Quebec Superior Court has sided with the media in a legal battle with police over notes, video and photos from the April 21 Habs riot. The material, which was seized by search warrant after the event, will be returned – unopened – to the media outlets they came from.
When I first wrote about the battle in April, I was unsure of my position, but leaning toward the idea that because journalists did not make any promises of anonymity to their subjects, there should be no reason why they can’t co-operate with police.
But after the more recent riot in Montreal North, where a La Presse photographer was attacked, I’m leaning more toward the idea that journalists can’t do their jobs properly if they can be forced to act as an arm of law enforcement (especially when that law enforcement sits blocks away waiting for backup while the journalists enter the war zone).
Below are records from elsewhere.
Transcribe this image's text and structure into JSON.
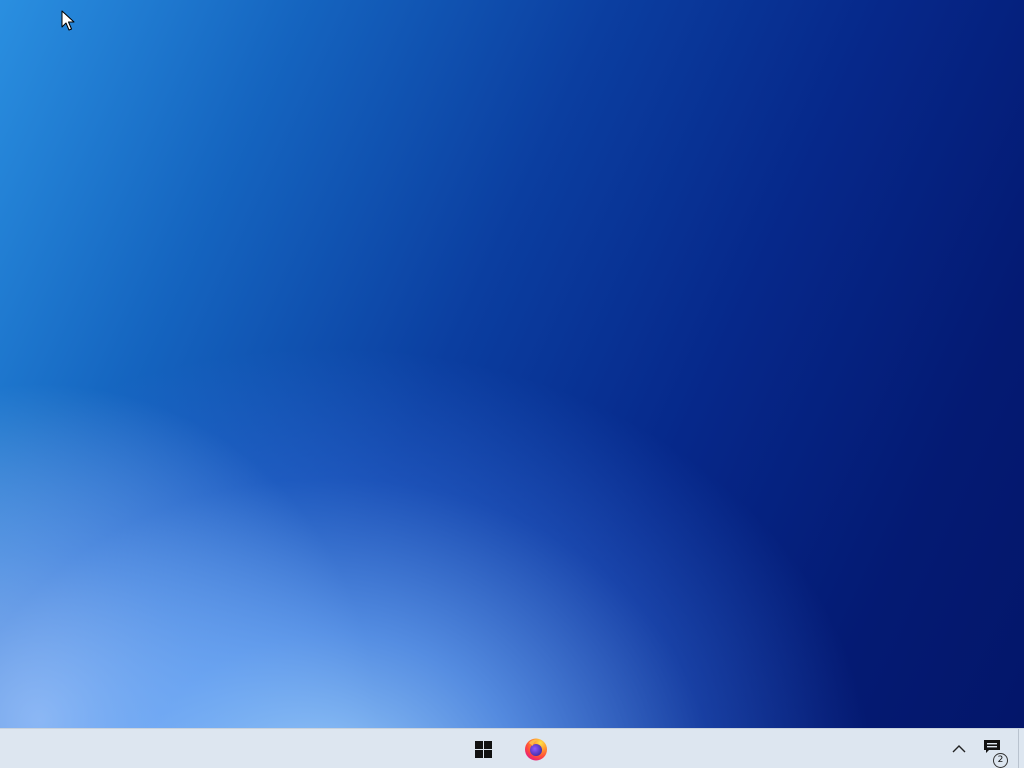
{
  "desktop": {
    "wallpaper": "blue-gradient-wallpaper"
  },
  "taskbar": {
    "items": [
      {
        "name": "start",
        "icon": "windows-logo-icon"
      },
      {
        "name": "firefox",
        "icon": "firefox-icon"
      }
    ],
    "tray": {
      "chevron_icon": "chevron-up-icon",
      "notifications_icon": "notification-icon",
      "notification_count": "2"
    }
  },
  "colors": {
    "taskbar_bg": "#dde6f0",
    "wallpaper_dark": "#03166a",
    "wallpaper_light": "#a0d2ff",
    "windows_logo": "#111111",
    "firefox_orange": "#ff7139",
    "firefox_purple": "#7542e5"
  }
}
I won’t for a moment defend rioters, but I take some comfort in the legal precedent that journalists won’t be seen as cops. Of course, anything they end up publishing can still be used by police, so it’s still a good idea to avoid journalists, or not riot in the first place.